Thursday, January 30, 2014
Ringside at Barclays: Victor Ortiz, Part 2
By Michael Woods
Click here for Part 1 of the interview.
Victor Ortiz steps into the ring at Barclays Center in Brooklyn on Thursday night, and by his account, he will be sharp, his timing will be on, and there will be no evidence to suggest that he last gloved up in a prizefight 19 months ago.
We shall see.
Boxing isn't quite like riding a bike; you can take time off, but to get all the cylinders, physical, mental, emotional, working in concert after being on the shelf because of an injury and outside commitments isn't a given.
I chatted with the California resident with a 29-4-2 record on Monday, and asked him if rust would be a factor when he tussled with fellow southpaw Luis Collazo at Barclays, in a fight which will likely earn the winner a title crack at a 147-pound crown.
Ortiz answered with a dark intensity, which suggested he had his game face affixed, and, perhaps, he is a tad tired of repetitive queries from fightwriters.
"There will be no ring rust," said the fighter, who turns 27 on Friday.
What about the possibility of being gun-shy, considering how his jaw was broken by Josesito Lopez in his last fight, a loss in which he retired after round nine?
"No gun-shyness, either," he stated, firmly. "You can ask my sparring partners, I put so many of them down."
Ortiz told me that he did some sparring a year after the Lopez fight, and this was not long after the wires to set his jaw were taken off. "What's wrong with me?" he said he asked himself, after getting hit with shots he didn't see coming. But after about six rounds of sparring, he said, his timing was back, his in-ring vision was restored.
In asking around, many fight-game folks told me they were surprised that Collazo, a skilled boxer, was chosen as Ortiz' first foe back. If Ortiz is rusty, Collazo could outbox him, take advantage of the rust by using superior ring generalship. Ortiz doesn't seem put off by the style matchup, though. When I asked if he thinks this is a 50-50 going in, he again answered with emphatic directness. "I don't see it as a 50-50 fight, I'm favoring myself."
Ortiz gets knocked on social media for this and that, and I asked if it bothers him, grinds him down. "If I took in all the opinions, I'd go crazy," he said. "I don't care."
We're all familiar with the term "hater," someone on a lower level who takes potshots at someone on a higher level, out of envy. Ortiz spoke of that sort. "When people judge me or my career, they haven't stood in my shoes," he noted. Case in point: instead of noting that Ortiz is branching out, and making the most of outside-the-ring opportunities, some people see his appearance in "The Expendables 3" as a possible warning sign that he isn't fully committed to the fight game. To be honest, that thought has crossed my mind. Boxing isn't the sort of endeavor which rewards dabbling.

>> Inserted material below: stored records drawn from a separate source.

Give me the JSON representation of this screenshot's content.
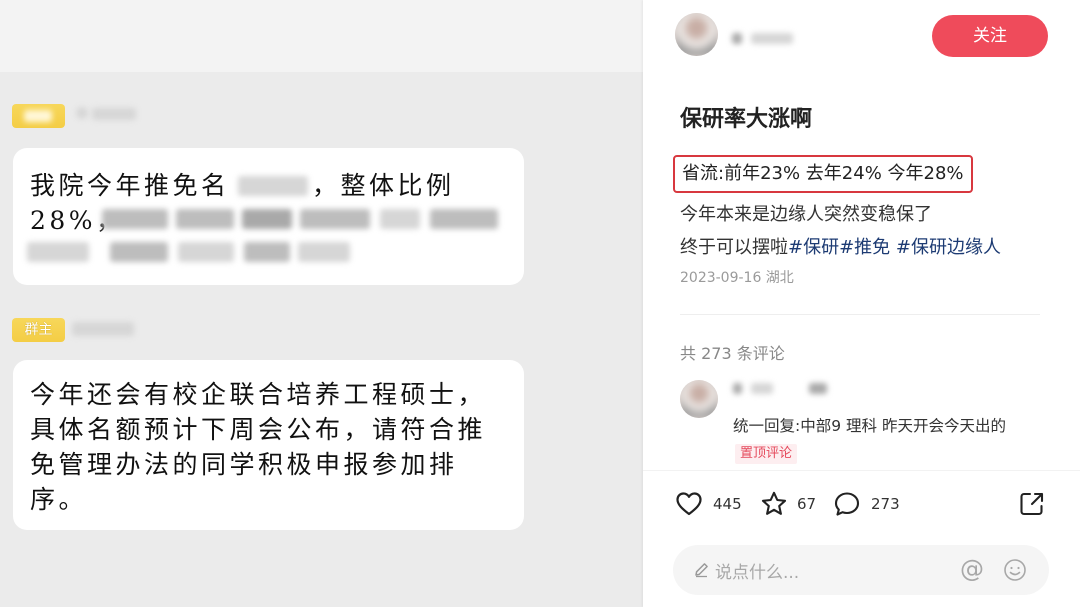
{
  "colors": {
    "accent": "#ef4b5b",
    "tag-color": "#1d3b73",
    "highlight-border": "#d8383f",
    "pinned-bg": "#fdeef0",
    "badge-yellow": "#f4cd45"
  },
  "image": {
    "messages": [
      {
        "line1_start": "我院今年推免名",
        "line1_end": "，整体比例",
        "line2_start": "28%，"
      },
      {
        "badge": "群主",
        "lines": [
          "今年还会有校企联合培养工程硕士，",
          "具体名额预计下周会公布，请符合推",
          "免管理办法的同学积极申报参加排",
          "序。"
        ]
      }
    ]
  },
  "author": {
    "follow_label": "关注"
  },
  "post": {
    "title": "保研率大涨啊",
    "highlight": "省流:前年23% 去年24% 今年28%",
    "line2": "今年本来是边缘人突然变稳保了",
    "line3_text": "终于可以摆啦",
    "tags": [
      "#保研",
      "#推免",
      "#保研边缘人"
    ],
    "date_location": "2023-09-16 湖北"
  },
  "comments": {
    "count_label": "共 273 条评论",
    "items": [
      {
        "text": "统一回复:中部9 理科 昨天开会今天出的",
        "badge": "置顶评论"
      }
    ]
  },
  "actions": {
    "likes": "445",
    "collects": "67",
    "comments": "273",
    "icons": [
      "heart-icon",
      "star-icon",
      "comment-icon",
      "share-icon"
    ]
  },
  "input": {
    "placeholder": "说点什么...",
    "mention_glyph": "@",
    "icons": [
      "pencil-icon",
      "emoji-icon"
    ]
  }
}
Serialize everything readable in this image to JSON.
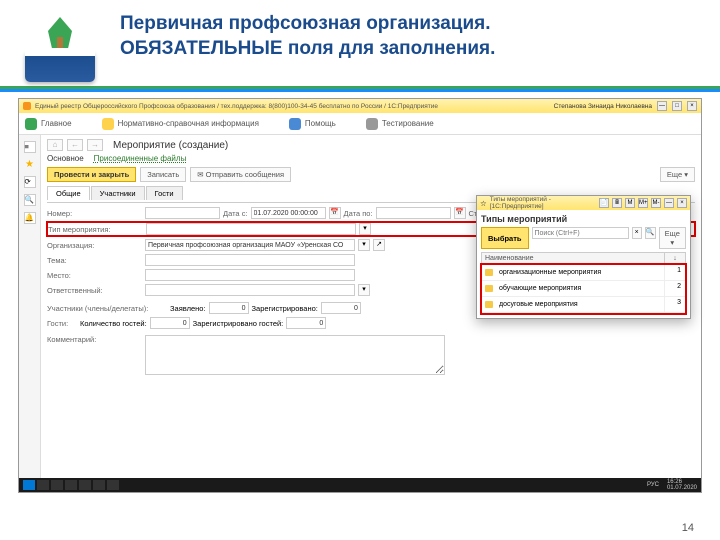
{
  "slide": {
    "title_line1": "Первичная профсоюзная организация.",
    "title_line2": "ОБЯЗАТЕЛЬНЫЕ поля для заполнения.",
    "page_number": "14"
  },
  "app": {
    "title": "Единый реестр Общероссийского Профсоюза образования / тех.поддержка: 8(800)100-34-45 бесплатно по России / 1С:Предприятие",
    "user": "Степанова Зинаида Николаевна",
    "nav": {
      "main": "Главное",
      "ref": "Нормативно-справочная информация",
      "help": "Помощь",
      "test": "Тестирование"
    }
  },
  "form": {
    "breadcrumb_title": "Мероприятие (создание)",
    "tabs": {
      "main": "Основное",
      "files": "Присоединенные файлы"
    },
    "buttons": {
      "save_close": "Провести и закрыть",
      "write": "Записать",
      "send": "✉ Отправить сообщения",
      "more": "Еще ▾"
    },
    "section_tabs": {
      "general": "Общие",
      "participants": "Участники",
      "guests": "Гости"
    },
    "labels": {
      "number": "Номер:",
      "date_from": "Дата с:",
      "date_to": "Дата по:",
      "status": "Статус мероприятия:",
      "type": "Тип мероприятия:",
      "org": "Организация:",
      "theme": "Тема:",
      "place": "Место:",
      "responsible": "Ответственный:",
      "participants": "Участники (члены/делегаты):",
      "declared": "Заявлено:",
      "registered": "Зарегистрировано:",
      "guests": "Гости:",
      "guest_count": "Количество гостей:",
      "guest_registered": "Зарегистрировано гостей:",
      "comment": "Комментарий:"
    },
    "values": {
      "date_from": "01.07.2020 00:00:00",
      "org": "Первичная профсоюзная организация МАОУ «Уренская СО",
      "declared": "0",
      "registered": "0",
      "guest_count": "0",
      "guest_registered": "0"
    }
  },
  "popup": {
    "title": "Типы мероприятий - [1С:Предприятие]",
    "heading": "Типы мероприятий",
    "select": "Выбрать",
    "search_placeholder": "Поиск (Ctrl+F)",
    "more": "Еще ▾",
    "col_name": "Наименование",
    "col_idx": "↓",
    "rows": [
      {
        "name": "организационные мероприятия",
        "idx": "1"
      },
      {
        "name": "обучающие мероприятия",
        "idx": "2"
      },
      {
        "name": "досуговые мероприятия",
        "idx": "3"
      }
    ]
  },
  "taskbar": {
    "time": "16:26",
    "date": "01.07.2020",
    "lang": "РУС"
  }
}
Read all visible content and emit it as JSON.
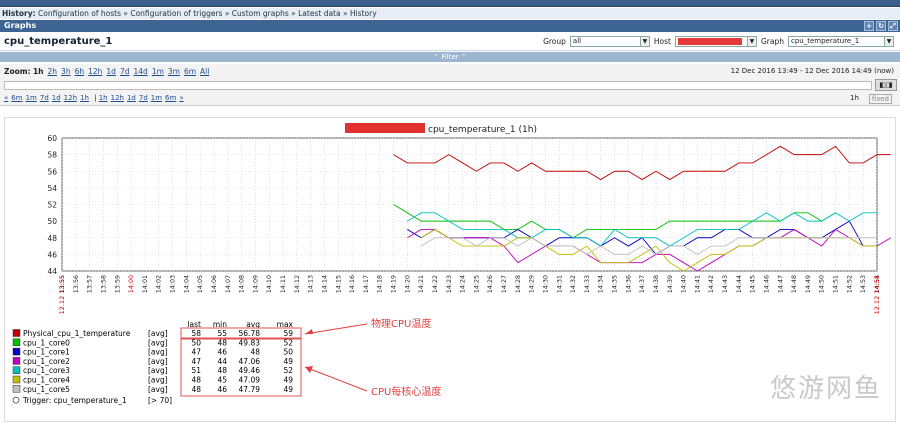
{
  "history": {
    "label": "History:",
    "crumbs": "Configuration of hosts » Configuration of triggers » Custom graphs » Latest data » History"
  },
  "header": {
    "section": "Graphs"
  },
  "page_title": "cpu_temperature_1",
  "filters": {
    "group_label": "Group",
    "group_value": "all",
    "host_label": "Host",
    "graph_label": "Graph",
    "graph_value": "cpu_temperature_1"
  },
  "filter_bar": "⌃ Filter ⌃",
  "zoom": {
    "label": "Zoom:",
    "options": [
      "1h",
      "2h",
      "3h",
      "6h",
      "12h",
      "1d",
      "7d",
      "14d",
      "1m",
      "3m",
      "6m",
      "All"
    ],
    "range_from": "12 Dec 2016 13:49",
    "range_sep": "-",
    "range_to": "12 Dec 2016 14:49",
    "range_now": "(now)"
  },
  "nav": {
    "back_links": [
      "«",
      "6m",
      "1m",
      "7d",
      "1d",
      "12h",
      "1h"
    ],
    "fwd_links": [
      "1h",
      "12h",
      "1d",
      "7d",
      "1m",
      "6m",
      "»"
    ],
    "right_value": "1h",
    "fixed": "fixed"
  },
  "chart_data": {
    "type": "line",
    "title": "cpu_temperature_1 (1h)",
    "ylim": [
      44,
      60
    ],
    "yticks": [
      44,
      46,
      48,
      50,
      52,
      54,
      56,
      58,
      60
    ],
    "x": [
      "13:55",
      "13:56",
      "13:57",
      "13:58",
      "13:59",
      "14:00",
      "14:01",
      "14:02",
      "14:03",
      "14:04",
      "14:05",
      "14:06",
      "14:07",
      "14:08",
      "14:09",
      "14:10",
      "14:11",
      "14:12",
      "14:13",
      "14:14",
      "14:15",
      "14:16",
      "14:17",
      "14:18",
      "14:19",
      "14:20",
      "14:21",
      "14:22",
      "14:23",
      "14:24",
      "14:25",
      "14:26",
      "14:27",
      "14:28",
      "14:29",
      "14:30",
      "14:31",
      "14:32",
      "14:33",
      "14:34",
      "14:35",
      "14:36",
      "14:37",
      "14:38",
      "14:39",
      "14:40",
      "14:41",
      "14:42",
      "14:43",
      "14:44",
      "14:45",
      "14:46",
      "14:47",
      "14:48",
      "14:49",
      "14:50",
      "14:51",
      "14:52",
      "14:53",
      "14:54"
    ],
    "x_start_label": "12.12 13:55",
    "x_end_label": "12.12 14:55",
    "series": [
      {
        "name": "Physical_cpu_1_temperature",
        "color": "#c00000",
        "start": "14:19",
        "values": [
          58,
          57,
          57,
          57,
          58,
          57,
          56,
          57,
          57,
          56,
          57,
          56,
          56,
          56,
          56,
          55,
          56,
          56,
          55,
          56,
          55,
          56,
          56,
          56,
          56,
          57,
          57,
          58,
          59,
          58,
          58,
          58,
          59,
          57,
          57,
          58,
          58
        ]
      },
      {
        "name": "cpu_1_core0",
        "color": "#00c000",
        "start": "14:19",
        "values": [
          52,
          51,
          50,
          50,
          50,
          50,
          50,
          50,
          49,
          49,
          50,
          49,
          49,
          48,
          49,
          49,
          49,
          49,
          49,
          49,
          50,
          50,
          50,
          50,
          50,
          50,
          50,
          50,
          50,
          51,
          51,
          50,
          51
        ]
      },
      {
        "name": "cpu_1_core1",
        "color": "#0000c0",
        "start": "14:20",
        "values": [
          49,
          48,
          49,
          48,
          48,
          48,
          48,
          48,
          49,
          48,
          47,
          48,
          48,
          48,
          47,
          48,
          47,
          48,
          46,
          47,
          47,
          48,
          48,
          49,
          49,
          48,
          48,
          49,
          49,
          48,
          48,
          49,
          50,
          47,
          47
        ]
      },
      {
        "name": "cpu_1_core2",
        "color": "#c000c0",
        "start": "14:20",
        "values": [
          48,
          49,
          49,
          48,
          48,
          48,
          48,
          47,
          45,
          46,
          47,
          47,
          47,
          46,
          45,
          45,
          45,
          45,
          46,
          46,
          45,
          44,
          45,
          46,
          47,
          47,
          48,
          48,
          49,
          48,
          47,
          49,
          48,
          47,
          47,
          48
        ]
      },
      {
        "name": "cpu_1_core3",
        "color": "#00c0c0",
        "start": "14:20",
        "values": [
          50,
          51,
          51,
          50,
          49,
          49,
          49,
          49,
          48,
          48,
          49,
          49,
          48,
          48,
          47,
          49,
          48,
          48,
          48,
          47,
          48,
          49,
          49,
          49,
          49,
          50,
          51,
          50,
          51,
          50,
          50,
          51,
          50,
          51,
          51
        ]
      },
      {
        "name": "cpu_1_core4",
        "color": "#c0c000",
        "start": "14:21",
        "values": [
          48,
          49,
          48,
          47,
          47,
          47,
          47,
          48,
          48,
          47,
          46,
          46,
          47,
          45,
          45,
          45,
          46,
          47,
          45,
          44,
          45,
          46,
          46,
          47,
          47,
          48,
          48,
          48,
          48,
          48,
          48,
          48,
          47,
          47
        ]
      },
      {
        "name": "cpu_1_core5",
        "color": "#c0c0c0",
        "start": "14:21",
        "values": [
          47,
          48,
          48,
          48,
          47,
          48,
          48,
          47,
          48,
          47,
          47,
          47,
          46,
          47,
          46,
          46,
          47,
          46,
          47,
          47,
          46,
          47,
          47,
          48,
          48,
          48,
          48,
          48,
          48,
          48,
          48,
          48,
          48,
          48
        ]
      }
    ],
    "legend_headers": [
      "last",
      "min",
      "avg",
      "max"
    ],
    "legend": [
      {
        "name": "Physical_cpu_1_temperature",
        "func": "[avg]",
        "last": "58",
        "min": "55",
        "avg": "56.78",
        "max": "59",
        "color": "#c00000"
      },
      {
        "name": "cpu_1_core0",
        "func": "[avg]",
        "last": "50",
        "min": "48",
        "avg": "49.83",
        "max": "52",
        "color": "#00c000"
      },
      {
        "name": "cpu_1_core1",
        "func": "[avg]",
        "last": "47",
        "min": "46",
        "avg": "48",
        "max": "50",
        "color": "#0000c0"
      },
      {
        "name": "cpu_1_core2",
        "func": "[avg]",
        "last": "47",
        "min": "44",
        "avg": "47.06",
        "max": "49",
        "color": "#c000c0"
      },
      {
        "name": "cpu_1_core3",
        "func": "[avg]",
        "last": "51",
        "min": "48",
        "avg": "49.46",
        "max": "52",
        "color": "#00c0c0"
      },
      {
        "name": "cpu_1_core4",
        "func": "[avg]",
        "last": "48",
        "min": "45",
        "avg": "47.09",
        "max": "49",
        "color": "#c0c000"
      },
      {
        "name": "cpu_1_core5",
        "func": "[avg]",
        "last": "48",
        "min": "46",
        "avg": "47.79",
        "max": "49",
        "color": "#c0c0c0"
      }
    ],
    "trigger": {
      "label": "Trigger: cpu_temperature_1",
      "cond": "[> 70]"
    },
    "annotations": {
      "physical": "物理CPU温度",
      "cores": "CPU每核心温度"
    }
  },
  "watermark": "悠游网鱼"
}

Ortiz wouldn't go there, admits to craving another crack at Floyd Mayweather, and said his eyes were fully focused on Collazo, not a sequel to avenge a KO4 loss to "Money" in 2011.

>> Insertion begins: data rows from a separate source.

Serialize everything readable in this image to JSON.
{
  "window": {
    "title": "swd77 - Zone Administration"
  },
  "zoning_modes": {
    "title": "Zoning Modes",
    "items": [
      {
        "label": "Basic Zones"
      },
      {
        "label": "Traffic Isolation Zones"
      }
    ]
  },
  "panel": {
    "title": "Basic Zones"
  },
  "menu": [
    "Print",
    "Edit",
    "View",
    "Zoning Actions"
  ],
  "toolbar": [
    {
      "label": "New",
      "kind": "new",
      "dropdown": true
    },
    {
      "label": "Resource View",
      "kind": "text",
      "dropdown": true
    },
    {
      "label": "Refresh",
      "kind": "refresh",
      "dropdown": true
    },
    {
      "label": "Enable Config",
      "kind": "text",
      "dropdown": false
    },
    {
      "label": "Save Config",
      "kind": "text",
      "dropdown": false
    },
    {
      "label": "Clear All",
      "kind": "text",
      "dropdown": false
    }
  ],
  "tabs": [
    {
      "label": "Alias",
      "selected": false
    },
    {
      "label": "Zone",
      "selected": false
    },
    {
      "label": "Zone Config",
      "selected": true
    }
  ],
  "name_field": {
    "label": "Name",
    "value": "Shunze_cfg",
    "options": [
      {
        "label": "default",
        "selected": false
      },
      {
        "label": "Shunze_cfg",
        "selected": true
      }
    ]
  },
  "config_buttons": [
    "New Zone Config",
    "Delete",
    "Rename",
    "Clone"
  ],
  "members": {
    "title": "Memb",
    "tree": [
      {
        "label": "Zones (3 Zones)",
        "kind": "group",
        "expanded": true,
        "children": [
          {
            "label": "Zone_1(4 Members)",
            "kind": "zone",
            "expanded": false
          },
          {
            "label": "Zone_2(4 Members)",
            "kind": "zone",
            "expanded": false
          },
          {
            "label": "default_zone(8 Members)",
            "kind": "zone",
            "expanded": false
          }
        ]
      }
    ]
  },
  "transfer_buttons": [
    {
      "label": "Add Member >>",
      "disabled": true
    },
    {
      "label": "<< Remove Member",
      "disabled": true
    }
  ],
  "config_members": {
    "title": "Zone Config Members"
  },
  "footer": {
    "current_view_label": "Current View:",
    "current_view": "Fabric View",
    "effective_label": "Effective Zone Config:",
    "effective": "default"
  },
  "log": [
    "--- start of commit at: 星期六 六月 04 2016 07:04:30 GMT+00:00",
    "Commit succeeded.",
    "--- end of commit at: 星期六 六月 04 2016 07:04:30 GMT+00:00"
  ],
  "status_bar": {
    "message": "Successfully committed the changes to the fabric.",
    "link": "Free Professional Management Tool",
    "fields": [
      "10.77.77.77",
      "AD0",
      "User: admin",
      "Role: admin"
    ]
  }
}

My take: notwithstanding Ortiz's insistence that rust won't be a factor, none of us can be certain of that until we see some rounds play out tonight. Ortiz has a strength and power advantage, but Collazo has a technique edge. If Ortiz' timing is off, and he can't land heavy shots, he could get the short end of it from the judges.
Fox Sports 1 will show the fight.